Recycling or reuse is in most instances environmentally preferable to disposal. Reuse of coal tar as an asphalt-pavement sealant for driveways and parking lots, however, has turned out to be an exception to this rule of thumb. See also: Asphalt and asphaltite; Pavement
A byproduct of the processing of coal to make coke, coal tar is a mixture of hundreds of organic chemicals. Fifty percent by weight or more of these organics can be polycyclic aromatic hydrocarbons (PAHs), which contain two or more fused benzene (aromatic) rings. Some PAHs are mutagens, teratogens, carcinogens, or endocrine disruptors. Because PAHs can potentially migrate out of coal tar products into the surrounding environment, their use in pavement sealants has been a point of concern. See also: Aromatic hydrocarbon; Coal chemicals; Coke; Environmental endocrine disruptors; Environmental toxicology; Mutagens and carcinogens; Polynuclear hydrocarbon
In 2003, the city of Austin, Texas concluded that the primary source of PAHs found in its waterway sediments had to be particles abraded from parking lots that had been sealed with coal-tar-based products. Storm water runoff would have carried these particles into local lakes and streams. Three years later, in 2006, Austin became the first city in the United States to ban the use of coal-tar sealants. A 2010 study of sediments from 40 U.S. lakes corroborated the hypothesis that coal-tar-based pavement sealants were major sources of PAH pollutants. See also: Water pollution

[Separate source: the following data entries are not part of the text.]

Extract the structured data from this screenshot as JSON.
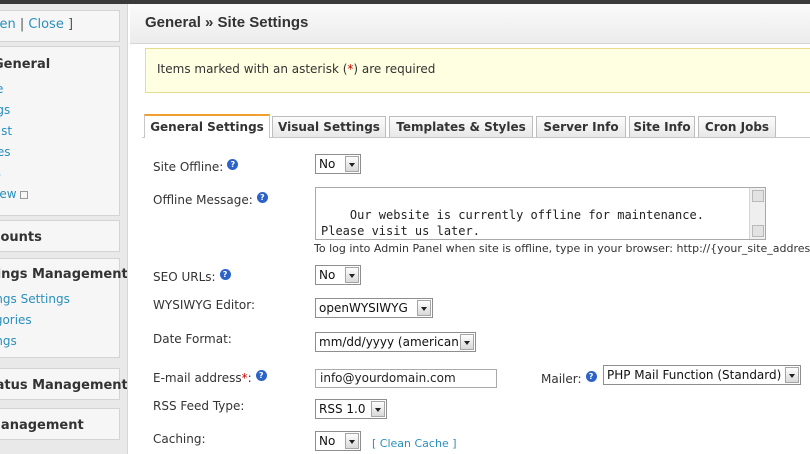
{
  "sidebar": {
    "toggle": {
      "open": "Open",
      "sep": "|",
      "close": "Close",
      "end": "]"
    },
    "general_head": "General",
    "general_items": [
      "Home",
      "Settings",
      "Admin List",
      "Countries",
      "Statistics",
      "Site Preview"
    ],
    "accounts_head": "Accounts",
    "listings_head": "Listings Management",
    "listings_items": [
      "Listings Settings",
      "Categories",
      "Listings"
    ],
    "status_head": "Status Management",
    "management_head": "Management"
  },
  "header": {
    "title": "General » Site Settings"
  },
  "notice": {
    "before": "Items marked with an asterisk (",
    "asterisk": "*",
    "after": ") are required"
  },
  "tabs": [
    "General Settings",
    "Visual Settings",
    "Templates & Styles",
    "Server Info",
    "Site Info",
    "Cron Jobs"
  ],
  "form": {
    "site_offline_label": "Site Offline:",
    "site_offline_value": "No",
    "offline_message_label": "Offline Message:",
    "offline_message_value": "Our website is currently offline for maintenance.\nPlease visit us later.",
    "offline_hint": "To log into Admin Panel when site is offline, type in your browser: http://{your_site_address}",
    "seo_label": "SEO URLs:",
    "seo_value": "No",
    "wysiwyg_label": "WYSIWYG Editor:",
    "wysiwyg_value": "openWYSIWYG",
    "date_label": "Date Format:",
    "date_value": "mm/dd/yyyy (american)",
    "email_label": "E-mail address",
    "email_req": "*",
    "email_colon": ":",
    "email_value": "info@yourdomain.com",
    "mailer_label": "Mailer:",
    "mailer_value": "PHP Mail Function (Standard)",
    "rss_label": "RSS Feed Type:",
    "rss_value": "RSS 1.0",
    "caching_label": "Caching:",
    "caching_value": "No",
    "clean_cache": "[ Clean Cache ]",
    "help_glyph": "?"
  },
  "colors": {
    "accent": "#f0a030",
    "link": "#2a8fbd",
    "help": "#2d63c8",
    "required": "#cc0000",
    "notice_bg": "#ffffe1"
  }
}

Evidence that the Austin ban had the desired effect emerged in a June 2014 report in the journal Environmental Science & Technology. Researchers from the U.S. Geological Survey found significantly declining concentrations of PAHs in sediment from the bottom of Lady Bird Lake, which receives the bulk of Austin’s runoff.
To date, 14 states (California, Illinois, Kansas, Maryland, Massachusetts, Michigan, Minnesota, Missouri, New York, North Carolina, South Carolina, Texas, Washington, and Wisconsin) and the District of Columbia have enacted restrictions on the use of coal-tar sealants. In addition, major retail stores across the United States have stopped selling coal-tar products for driveway sealing.